▶ _WORK TASK_
Every record has to be written out exactly, with no line missing.

▶ _STUDY MATERIAL_
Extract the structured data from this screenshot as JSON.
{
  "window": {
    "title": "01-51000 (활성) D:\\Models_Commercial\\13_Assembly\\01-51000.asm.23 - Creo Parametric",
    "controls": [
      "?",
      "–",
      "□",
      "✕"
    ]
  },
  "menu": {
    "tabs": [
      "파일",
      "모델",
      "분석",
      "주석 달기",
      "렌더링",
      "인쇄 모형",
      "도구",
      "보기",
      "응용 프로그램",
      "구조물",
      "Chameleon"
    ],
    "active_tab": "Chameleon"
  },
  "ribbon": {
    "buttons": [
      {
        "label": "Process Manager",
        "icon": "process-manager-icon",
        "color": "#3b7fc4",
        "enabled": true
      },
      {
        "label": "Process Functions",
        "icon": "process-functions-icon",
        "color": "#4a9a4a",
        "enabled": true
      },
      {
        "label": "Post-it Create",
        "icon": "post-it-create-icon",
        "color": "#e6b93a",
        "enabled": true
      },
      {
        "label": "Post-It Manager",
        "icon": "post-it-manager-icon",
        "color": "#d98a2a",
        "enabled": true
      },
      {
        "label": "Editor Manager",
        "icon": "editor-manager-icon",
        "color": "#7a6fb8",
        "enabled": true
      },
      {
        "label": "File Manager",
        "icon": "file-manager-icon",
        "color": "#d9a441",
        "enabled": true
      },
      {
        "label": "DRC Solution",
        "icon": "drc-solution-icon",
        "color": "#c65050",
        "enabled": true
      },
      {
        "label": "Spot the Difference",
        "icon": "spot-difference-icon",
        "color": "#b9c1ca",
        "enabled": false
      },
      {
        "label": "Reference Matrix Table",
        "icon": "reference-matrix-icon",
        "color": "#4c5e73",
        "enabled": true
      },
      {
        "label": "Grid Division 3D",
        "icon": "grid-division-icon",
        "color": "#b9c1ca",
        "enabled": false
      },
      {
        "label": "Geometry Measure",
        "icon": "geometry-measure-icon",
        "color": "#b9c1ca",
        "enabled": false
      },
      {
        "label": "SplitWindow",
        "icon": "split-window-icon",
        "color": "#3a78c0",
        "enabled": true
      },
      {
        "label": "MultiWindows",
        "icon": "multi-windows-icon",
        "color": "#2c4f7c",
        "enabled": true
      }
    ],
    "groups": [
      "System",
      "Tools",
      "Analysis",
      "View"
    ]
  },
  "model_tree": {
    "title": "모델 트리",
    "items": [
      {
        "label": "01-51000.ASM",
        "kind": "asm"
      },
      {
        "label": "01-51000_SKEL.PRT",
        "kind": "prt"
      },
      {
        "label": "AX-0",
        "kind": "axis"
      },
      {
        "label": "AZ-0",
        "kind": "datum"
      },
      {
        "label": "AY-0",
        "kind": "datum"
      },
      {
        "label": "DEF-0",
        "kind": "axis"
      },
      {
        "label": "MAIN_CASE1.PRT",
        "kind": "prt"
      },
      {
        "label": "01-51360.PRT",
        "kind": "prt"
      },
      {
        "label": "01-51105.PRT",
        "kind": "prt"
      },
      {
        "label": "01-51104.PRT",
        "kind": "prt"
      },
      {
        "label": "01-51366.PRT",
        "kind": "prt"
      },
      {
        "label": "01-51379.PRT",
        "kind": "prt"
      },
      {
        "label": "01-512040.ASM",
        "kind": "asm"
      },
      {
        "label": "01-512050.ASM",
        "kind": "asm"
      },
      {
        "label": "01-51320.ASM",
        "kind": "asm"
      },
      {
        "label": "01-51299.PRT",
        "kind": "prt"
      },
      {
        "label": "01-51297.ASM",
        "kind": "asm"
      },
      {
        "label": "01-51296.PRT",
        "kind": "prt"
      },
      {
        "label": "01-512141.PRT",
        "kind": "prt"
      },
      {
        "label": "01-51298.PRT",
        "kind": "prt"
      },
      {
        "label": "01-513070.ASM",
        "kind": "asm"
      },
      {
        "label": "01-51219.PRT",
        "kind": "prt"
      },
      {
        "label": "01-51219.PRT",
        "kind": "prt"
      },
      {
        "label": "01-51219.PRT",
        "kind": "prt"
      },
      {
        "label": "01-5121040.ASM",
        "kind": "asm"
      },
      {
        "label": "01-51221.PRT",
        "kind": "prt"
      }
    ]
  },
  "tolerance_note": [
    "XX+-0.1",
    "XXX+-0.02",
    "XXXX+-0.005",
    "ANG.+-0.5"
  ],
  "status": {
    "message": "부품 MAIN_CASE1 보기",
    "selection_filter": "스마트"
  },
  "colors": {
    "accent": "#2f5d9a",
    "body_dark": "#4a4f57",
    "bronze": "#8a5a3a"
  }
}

▶ _ANSWER BOX_
Extract the structured data from this screenshot as JSON.
{
  "window": {
    "title": "01-51000 (활성) D:\\Models_Commercial\\13_Assembly\\01-51000.asm.23 - Creo Parametric",
    "controls": [
      "?",
      "–",
      "□",
      "✕"
    ]
  },
  "menu": {
    "tabs": [
      "파일",
      "모델",
      "분석",
      "주석 달기",
      "렌더링",
      "인쇄 모형",
      "도구",
      "보기",
      "응용 프로그램",
      "구조물",
      "Chameleon"
    ],
    "active_tab": "Chameleon"
  },
  "ribbon": {
    "buttons": [
      {
        "label": "Process Manager",
        "icon": "process-manager-icon",
        "color": "#3b7fc4",
        "enabled": true
      },
      {
        "label": "Process Functions",
        "icon": "process-functions-icon",
        "color": "#4a9a4a",
        "enabled": true
      },
      {
        "label": "Post-it Create",
        "icon": "post-it-create-icon",
        "color": "#e6b93a",
        "enabled": true
      },
      {
        "label": "Post-It Manager",
        "icon": "post-it-manager-icon",
        "color": "#d98a2a",
        "enabled": true
      },
      {
        "label": "Editor Manager",
        "icon": "editor-manager-icon",
        "color": "#7a6fb8",
        "enabled": true
      },
      {
        "label": "File Manager",
        "icon": "file-manager-icon",
        "color": "#d9a441",
        "enabled": true
      },
      {
        "label": "DRC Solution",
        "icon": "drc-solution-icon",
        "color": "#c65050",
        "enabled": true
      },
      {
        "label": "Spot the Difference",
        "icon": "spot-difference-icon",
        "color": "#b9c1ca",
        "enabled": false
      },
      {
        "label": "Reference Matrix Table",
        "icon": "reference-matrix-icon",
        "color": "#4c5e73",
        "enabled": true
      },
      {
        "label": "Grid Division 3D",
        "icon": "grid-division-icon",
        "color": "#b9c1ca",
        "enabled": false
      },
      {
        "label": "Geometry Measure",
        "icon": "geometry-measure-icon",
        "color": "#b9c1ca",
        "enabled": false
      },
      {
        "label": "SplitWindow",
        "icon": "split-window-icon",
        "color": "#3a78c0",
        "enabled": true
      },
      {
        "label": "MultiWindows",
        "icon": "multi-windows-icon",
        "color": "#2c4f7c",
        "enabled": true
      }
    ],
    "groups": [
      "System",
      "Tools",
      "Analysis",
      "View"
    ]
  },
  "model_tree": {
    "title": "모델 트리",
    "items": [
      {
        "label": "01-51000.ASM",
        "kind": "asm"
      },
      {
        "label": "01-51000_SKEL.PRT",
        "kind": "prt"
      },
      {
        "label": "AX-0",
        "kind": "axis"
      },
      {
        "label": "AZ-0",
        "kind": "datum"
      },
      {
        "label": "AY-0",
        "kind": "datum"
      },
      {
        "label": "DEF-0",
        "kind": "axis"
      },
      {
        "label": "MAIN_CASE1.PRT",
        "kind": "prt"
      },
      {
        "label": "01-51360.PRT",
        "kind": "prt"
      },
      {
        "label": "01-51105.PRT",
        "kind": "prt"
      },
      {
        "label": "01-51104.PRT",
        "kind": "prt"
      },
      {
        "label": "01-51366.PRT",
        "kind": "prt"
      },
      {
        "label": "01-51379.PRT",
        "kind": "prt"
      },
      {
        "label": "01-512040.ASM",
        "kind": "asm"
      },
      {
        "label": "01-512050.ASM",
        "kind": "asm"
      },
      {
        "label": "01-51320.ASM",
        "kind": "asm"
      },
      {
        "label": "01-51299.PRT",
        "kind": "prt"
      },
      {
        "label": "01-51297.ASM",
        "kind": "asm"
      },
      {
        "label": "01-51296.PRT",
        "kind": "prt"
      },
      {
        "label": "01-512141.PRT",
        "kind": "prt"
      },
      {
        "label": "01-51298.PRT",
        "kind": "prt"
      },
      {
        "label": "01-513070.ASM",
        "kind": "asm"
      },
      {
        "label": "01-51219.PRT",
        "kind": "prt"
      },
      {
        "label": "01-51219.PRT",
        "kind": "prt"
      },
      {
        "label": "01-51219.PRT",
        "kind": "prt"
      },
      {
        "label": "01-5121040.ASM",
        "kind": "asm"
      },
      {
        "label": "01-51221.PRT",
        "kind": "prt"
      }
    ]
  },
  "tolerance_note": [
    "XX+-0.1",
    "XXX+-0.02",
    "XXXX+-0.005",
    "ANG.+-0.5"
  ],
  "status": {
    "message": "부품 MAIN_CASE1 보기",
    "selection_filter": "스마트"
  },
  "colors": {
    "accent": "#2f5d9a",
    "body_dark": "#4a4f57",
    "bronze": "#8a5a3a"
  }
}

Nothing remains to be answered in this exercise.